Projection mapping has been a running theme here, as visualists are dying to get their projections onto objects other than flat walls. If you’re ready to experiment and develop new material but have been intimidated by figuring out how to properly calibrate your projections, videoprojection tools is for you. This free Mac/Windows tool built in helps align videos with objects. It was built in Max/MSP/Jitter but runs whether or not you own Max thanks to the included runtime. (I’d love to port some of the same techniques to Processing! See also vvvv, as linked below.)
Not only can anyone try their hand at projecting onto objects with videoprojection tools, but a new v3 release brings some powerful new features:
- 8 layer support
- Cornerpin distortion
- Advanced masking features
- 8 individual video sources, 1 live video source, 1 draw source
This is on top of its extensive preset and sequencing system. Ready-to-use on your Mac OS X or Windows (XP/Vista) system, for free.
Free downloads, documentation, capture tool, video walkthrough, video tutorials, and more:
Below, a recent experiment projecting onto buckets on a snow-covered rooftop. Outdoor VJ parties tend to be associated with summertime, so it’s nice to see winter get a go. Bergen, Norway, eh? Now all this rooftop needs is a hot-tub and some vodka to keep warm. (But then, perhaps great visuals alone can warm our hearts.)

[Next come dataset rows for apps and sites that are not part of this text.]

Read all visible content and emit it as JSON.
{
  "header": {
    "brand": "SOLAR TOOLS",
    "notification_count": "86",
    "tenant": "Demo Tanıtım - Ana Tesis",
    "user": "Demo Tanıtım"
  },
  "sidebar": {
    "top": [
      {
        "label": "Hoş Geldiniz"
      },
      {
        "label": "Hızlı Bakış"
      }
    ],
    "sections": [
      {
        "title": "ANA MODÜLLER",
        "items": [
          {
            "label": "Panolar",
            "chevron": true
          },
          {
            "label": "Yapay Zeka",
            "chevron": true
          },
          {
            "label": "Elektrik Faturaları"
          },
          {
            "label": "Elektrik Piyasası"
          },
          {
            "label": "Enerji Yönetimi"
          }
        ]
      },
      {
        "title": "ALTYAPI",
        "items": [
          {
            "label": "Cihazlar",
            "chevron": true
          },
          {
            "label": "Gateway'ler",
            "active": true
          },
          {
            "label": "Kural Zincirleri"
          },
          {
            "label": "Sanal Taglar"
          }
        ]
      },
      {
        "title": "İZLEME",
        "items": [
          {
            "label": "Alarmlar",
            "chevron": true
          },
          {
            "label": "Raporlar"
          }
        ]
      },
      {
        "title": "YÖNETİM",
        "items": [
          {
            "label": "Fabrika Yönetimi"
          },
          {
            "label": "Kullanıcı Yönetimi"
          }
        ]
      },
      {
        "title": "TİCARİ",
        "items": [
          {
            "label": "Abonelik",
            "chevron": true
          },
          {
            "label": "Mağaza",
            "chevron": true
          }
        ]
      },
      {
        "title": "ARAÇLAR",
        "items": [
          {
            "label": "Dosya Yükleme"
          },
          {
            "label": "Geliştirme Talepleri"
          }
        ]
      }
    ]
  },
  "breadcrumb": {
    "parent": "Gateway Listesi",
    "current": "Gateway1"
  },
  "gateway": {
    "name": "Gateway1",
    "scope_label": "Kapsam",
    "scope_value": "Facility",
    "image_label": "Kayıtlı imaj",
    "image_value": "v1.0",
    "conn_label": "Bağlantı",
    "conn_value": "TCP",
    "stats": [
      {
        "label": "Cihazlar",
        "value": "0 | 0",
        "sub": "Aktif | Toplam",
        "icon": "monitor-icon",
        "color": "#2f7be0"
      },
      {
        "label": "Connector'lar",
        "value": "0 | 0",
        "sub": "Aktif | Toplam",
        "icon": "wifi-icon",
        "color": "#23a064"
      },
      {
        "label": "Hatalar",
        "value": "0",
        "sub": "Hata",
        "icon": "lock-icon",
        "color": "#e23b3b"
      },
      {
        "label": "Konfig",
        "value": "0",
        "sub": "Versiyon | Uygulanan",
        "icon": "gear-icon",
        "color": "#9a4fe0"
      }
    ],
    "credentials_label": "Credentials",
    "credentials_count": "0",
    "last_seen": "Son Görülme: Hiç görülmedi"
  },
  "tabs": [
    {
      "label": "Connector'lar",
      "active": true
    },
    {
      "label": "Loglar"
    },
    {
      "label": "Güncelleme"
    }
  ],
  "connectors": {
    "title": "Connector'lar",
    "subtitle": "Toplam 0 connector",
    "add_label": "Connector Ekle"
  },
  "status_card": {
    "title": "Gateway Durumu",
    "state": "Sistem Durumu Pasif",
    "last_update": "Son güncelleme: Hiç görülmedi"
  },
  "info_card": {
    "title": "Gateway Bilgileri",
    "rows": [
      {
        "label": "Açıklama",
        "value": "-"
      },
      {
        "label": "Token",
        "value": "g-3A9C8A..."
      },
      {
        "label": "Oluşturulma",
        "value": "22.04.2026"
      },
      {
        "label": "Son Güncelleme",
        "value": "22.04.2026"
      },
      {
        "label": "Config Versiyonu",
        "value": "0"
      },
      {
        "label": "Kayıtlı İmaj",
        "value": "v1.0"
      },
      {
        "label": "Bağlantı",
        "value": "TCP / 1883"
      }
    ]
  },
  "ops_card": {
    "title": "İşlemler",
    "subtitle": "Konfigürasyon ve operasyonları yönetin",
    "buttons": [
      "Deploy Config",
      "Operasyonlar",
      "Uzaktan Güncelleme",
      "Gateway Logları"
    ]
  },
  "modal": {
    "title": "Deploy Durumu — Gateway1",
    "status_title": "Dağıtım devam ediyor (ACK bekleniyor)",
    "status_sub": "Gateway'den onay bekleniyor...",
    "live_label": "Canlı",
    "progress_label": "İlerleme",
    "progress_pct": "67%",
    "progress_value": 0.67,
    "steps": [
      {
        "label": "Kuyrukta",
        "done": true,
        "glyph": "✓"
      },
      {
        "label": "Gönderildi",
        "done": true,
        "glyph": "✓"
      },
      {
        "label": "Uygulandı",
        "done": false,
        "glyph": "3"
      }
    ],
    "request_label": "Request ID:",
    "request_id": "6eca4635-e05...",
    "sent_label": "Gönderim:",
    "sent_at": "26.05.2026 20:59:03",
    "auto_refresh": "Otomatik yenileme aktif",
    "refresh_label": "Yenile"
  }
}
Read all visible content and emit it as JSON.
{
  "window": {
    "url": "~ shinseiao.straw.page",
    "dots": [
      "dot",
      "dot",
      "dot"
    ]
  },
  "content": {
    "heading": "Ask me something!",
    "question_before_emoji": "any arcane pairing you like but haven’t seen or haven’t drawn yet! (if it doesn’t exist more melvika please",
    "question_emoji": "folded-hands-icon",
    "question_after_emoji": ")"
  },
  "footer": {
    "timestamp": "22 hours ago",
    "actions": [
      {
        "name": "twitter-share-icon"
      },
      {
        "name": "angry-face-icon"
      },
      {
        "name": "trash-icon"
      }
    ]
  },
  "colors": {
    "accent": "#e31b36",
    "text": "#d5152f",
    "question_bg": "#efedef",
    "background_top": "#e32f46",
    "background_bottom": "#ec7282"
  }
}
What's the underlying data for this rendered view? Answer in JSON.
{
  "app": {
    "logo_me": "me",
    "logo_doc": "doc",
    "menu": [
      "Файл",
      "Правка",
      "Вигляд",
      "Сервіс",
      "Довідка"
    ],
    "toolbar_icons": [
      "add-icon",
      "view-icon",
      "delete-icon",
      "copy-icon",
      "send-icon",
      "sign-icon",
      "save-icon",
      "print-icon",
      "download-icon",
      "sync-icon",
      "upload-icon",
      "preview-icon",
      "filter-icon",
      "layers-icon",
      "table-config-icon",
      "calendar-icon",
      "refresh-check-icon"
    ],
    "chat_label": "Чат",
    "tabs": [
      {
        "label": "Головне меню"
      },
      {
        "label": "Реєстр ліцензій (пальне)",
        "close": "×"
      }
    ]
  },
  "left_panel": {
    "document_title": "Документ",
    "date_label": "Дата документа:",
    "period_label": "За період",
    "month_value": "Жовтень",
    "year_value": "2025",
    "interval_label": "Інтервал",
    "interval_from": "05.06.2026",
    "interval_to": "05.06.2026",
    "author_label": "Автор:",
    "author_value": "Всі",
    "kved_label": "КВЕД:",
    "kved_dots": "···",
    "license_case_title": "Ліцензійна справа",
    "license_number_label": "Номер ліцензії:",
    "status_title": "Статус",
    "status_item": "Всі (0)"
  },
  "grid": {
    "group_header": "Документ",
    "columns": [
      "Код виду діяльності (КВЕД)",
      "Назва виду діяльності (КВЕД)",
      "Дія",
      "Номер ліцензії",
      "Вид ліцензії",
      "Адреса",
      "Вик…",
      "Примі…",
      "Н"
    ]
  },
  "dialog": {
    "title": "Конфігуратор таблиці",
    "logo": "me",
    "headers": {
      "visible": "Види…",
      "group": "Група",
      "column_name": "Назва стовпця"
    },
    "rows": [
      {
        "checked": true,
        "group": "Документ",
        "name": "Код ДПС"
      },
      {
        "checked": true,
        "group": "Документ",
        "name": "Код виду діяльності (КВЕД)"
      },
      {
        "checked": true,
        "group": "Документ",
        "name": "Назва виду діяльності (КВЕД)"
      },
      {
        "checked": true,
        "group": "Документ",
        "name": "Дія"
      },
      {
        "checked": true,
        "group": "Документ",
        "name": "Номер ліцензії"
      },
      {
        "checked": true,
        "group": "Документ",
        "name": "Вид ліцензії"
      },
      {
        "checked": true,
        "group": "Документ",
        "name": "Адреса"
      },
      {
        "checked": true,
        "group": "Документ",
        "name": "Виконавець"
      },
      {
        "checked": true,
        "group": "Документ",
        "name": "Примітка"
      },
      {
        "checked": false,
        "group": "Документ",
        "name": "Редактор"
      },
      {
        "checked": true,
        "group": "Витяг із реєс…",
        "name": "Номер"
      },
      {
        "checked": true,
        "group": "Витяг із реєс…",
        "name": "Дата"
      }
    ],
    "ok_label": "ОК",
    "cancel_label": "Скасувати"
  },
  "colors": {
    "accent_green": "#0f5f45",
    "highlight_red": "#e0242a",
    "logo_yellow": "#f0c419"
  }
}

More on http://hcgilje.com/
snowlab, sketches (2009) from hc gilje on Vimeo.
Worth watching again:
shift v.2 (2008) from hc gilje on Vimeo.
Blocks of Light and Sound: A Mapped-Projection Audiovisual Sequencer
Projection Mapping Resource and Tutorial: How To Project On 3D Geometry with VVVV